#### MATERIAL SHOWN
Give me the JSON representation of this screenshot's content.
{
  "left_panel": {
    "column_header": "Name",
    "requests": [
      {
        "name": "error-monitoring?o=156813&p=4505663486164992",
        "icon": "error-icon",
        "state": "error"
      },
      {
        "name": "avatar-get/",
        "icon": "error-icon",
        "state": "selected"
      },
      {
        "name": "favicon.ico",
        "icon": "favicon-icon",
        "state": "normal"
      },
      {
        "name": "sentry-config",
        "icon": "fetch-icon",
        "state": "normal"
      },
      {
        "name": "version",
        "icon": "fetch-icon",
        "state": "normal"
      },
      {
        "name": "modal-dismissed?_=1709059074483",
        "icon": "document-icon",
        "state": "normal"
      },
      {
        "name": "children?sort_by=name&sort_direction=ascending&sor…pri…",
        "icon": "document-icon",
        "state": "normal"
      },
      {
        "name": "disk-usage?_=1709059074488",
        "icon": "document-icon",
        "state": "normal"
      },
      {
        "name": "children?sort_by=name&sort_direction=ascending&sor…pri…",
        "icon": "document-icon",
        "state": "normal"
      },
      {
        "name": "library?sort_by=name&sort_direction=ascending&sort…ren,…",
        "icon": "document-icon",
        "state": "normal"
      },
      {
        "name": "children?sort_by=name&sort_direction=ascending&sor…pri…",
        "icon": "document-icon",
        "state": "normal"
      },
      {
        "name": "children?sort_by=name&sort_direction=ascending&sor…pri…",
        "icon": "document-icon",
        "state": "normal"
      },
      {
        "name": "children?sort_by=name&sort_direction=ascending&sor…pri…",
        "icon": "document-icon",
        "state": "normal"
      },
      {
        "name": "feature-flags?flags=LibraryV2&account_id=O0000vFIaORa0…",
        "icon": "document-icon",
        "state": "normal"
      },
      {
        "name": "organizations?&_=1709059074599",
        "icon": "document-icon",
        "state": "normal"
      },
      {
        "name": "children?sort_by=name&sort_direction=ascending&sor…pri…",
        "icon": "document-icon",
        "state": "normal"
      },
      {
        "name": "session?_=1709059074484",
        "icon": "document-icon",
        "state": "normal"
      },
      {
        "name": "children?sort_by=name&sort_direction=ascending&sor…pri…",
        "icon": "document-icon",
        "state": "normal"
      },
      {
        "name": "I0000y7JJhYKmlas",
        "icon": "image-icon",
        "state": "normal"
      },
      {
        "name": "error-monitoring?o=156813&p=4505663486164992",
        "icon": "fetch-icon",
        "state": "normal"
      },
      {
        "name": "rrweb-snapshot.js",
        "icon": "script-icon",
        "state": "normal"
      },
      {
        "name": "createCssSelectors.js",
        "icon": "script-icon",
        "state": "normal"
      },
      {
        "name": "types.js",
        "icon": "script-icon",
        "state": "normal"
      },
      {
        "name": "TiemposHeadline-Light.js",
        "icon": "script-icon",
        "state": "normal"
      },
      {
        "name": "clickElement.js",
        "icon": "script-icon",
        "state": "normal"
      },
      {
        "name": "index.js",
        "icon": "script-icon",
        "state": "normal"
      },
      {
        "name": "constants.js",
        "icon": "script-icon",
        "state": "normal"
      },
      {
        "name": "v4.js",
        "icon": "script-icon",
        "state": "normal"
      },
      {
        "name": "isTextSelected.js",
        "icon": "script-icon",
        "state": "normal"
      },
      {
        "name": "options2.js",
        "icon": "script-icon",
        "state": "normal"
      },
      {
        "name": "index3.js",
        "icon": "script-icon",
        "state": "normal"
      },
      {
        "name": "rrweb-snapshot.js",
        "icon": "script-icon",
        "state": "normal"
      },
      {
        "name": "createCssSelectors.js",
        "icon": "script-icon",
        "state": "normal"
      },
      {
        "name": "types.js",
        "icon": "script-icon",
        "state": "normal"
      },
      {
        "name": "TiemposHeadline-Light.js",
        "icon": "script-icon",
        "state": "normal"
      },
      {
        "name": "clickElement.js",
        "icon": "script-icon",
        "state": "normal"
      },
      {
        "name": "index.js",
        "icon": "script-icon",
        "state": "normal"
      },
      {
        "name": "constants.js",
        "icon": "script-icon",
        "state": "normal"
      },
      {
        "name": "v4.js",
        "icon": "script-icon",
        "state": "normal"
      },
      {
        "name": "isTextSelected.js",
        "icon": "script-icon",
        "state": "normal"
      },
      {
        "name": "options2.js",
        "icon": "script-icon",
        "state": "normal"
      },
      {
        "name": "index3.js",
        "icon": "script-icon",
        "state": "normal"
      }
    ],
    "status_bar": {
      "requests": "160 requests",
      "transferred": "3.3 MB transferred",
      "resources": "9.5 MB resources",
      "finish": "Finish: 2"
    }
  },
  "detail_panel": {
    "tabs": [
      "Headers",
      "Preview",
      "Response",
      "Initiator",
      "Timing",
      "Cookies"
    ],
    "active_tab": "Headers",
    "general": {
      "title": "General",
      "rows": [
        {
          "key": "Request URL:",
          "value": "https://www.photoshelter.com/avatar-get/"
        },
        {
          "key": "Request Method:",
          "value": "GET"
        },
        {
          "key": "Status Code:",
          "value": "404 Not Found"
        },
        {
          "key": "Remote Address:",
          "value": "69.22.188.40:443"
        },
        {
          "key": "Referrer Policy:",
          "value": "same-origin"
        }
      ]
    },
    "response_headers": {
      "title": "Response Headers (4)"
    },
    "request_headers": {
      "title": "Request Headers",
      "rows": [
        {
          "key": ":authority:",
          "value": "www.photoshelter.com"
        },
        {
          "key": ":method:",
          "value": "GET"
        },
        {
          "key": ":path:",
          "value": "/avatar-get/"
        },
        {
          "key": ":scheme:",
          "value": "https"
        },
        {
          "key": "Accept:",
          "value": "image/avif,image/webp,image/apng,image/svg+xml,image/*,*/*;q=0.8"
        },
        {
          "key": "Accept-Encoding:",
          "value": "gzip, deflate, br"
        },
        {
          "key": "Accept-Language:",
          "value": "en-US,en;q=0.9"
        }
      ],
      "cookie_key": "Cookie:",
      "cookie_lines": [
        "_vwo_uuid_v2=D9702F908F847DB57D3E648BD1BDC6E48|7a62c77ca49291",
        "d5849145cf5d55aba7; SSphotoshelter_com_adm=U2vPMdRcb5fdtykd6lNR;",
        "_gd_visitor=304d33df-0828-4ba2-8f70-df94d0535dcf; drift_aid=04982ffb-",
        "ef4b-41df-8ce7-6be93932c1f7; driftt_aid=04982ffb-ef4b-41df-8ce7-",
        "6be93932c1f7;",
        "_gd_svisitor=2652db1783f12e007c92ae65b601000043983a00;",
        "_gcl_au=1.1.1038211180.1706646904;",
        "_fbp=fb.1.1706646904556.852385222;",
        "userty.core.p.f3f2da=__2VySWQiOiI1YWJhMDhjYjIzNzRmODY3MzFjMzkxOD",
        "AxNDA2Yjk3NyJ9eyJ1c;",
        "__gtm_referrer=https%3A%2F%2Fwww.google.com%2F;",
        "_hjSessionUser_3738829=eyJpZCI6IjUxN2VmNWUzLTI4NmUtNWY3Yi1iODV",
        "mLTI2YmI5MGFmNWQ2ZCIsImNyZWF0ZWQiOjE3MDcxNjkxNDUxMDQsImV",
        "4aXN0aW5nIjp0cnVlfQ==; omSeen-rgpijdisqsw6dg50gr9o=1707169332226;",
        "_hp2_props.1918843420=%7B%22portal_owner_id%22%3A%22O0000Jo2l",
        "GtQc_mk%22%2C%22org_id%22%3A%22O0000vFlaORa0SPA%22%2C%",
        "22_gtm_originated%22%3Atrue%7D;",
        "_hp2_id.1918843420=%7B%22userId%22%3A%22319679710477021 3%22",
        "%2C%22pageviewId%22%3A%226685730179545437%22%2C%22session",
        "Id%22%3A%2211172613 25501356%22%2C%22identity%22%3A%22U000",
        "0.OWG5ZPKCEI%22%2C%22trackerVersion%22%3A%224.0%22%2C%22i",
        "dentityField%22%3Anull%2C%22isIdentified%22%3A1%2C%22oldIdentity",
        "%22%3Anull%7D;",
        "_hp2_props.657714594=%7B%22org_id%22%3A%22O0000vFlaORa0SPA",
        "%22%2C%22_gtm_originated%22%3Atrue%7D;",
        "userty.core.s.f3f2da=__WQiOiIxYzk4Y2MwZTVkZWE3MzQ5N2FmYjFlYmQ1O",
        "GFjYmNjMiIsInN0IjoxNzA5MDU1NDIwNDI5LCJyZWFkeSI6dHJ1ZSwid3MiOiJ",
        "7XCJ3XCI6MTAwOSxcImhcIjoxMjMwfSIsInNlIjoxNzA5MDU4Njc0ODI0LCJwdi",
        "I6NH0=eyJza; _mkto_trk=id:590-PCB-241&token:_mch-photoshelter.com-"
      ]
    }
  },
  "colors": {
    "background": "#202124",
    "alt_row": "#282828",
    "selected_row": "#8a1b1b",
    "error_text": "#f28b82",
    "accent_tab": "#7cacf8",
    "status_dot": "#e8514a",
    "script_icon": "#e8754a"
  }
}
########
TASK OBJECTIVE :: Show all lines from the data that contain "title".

WRITTEN RESPONSE ::
      "title": "General",
      "title": "Response Headers (4)"
      "title": "Request Headers",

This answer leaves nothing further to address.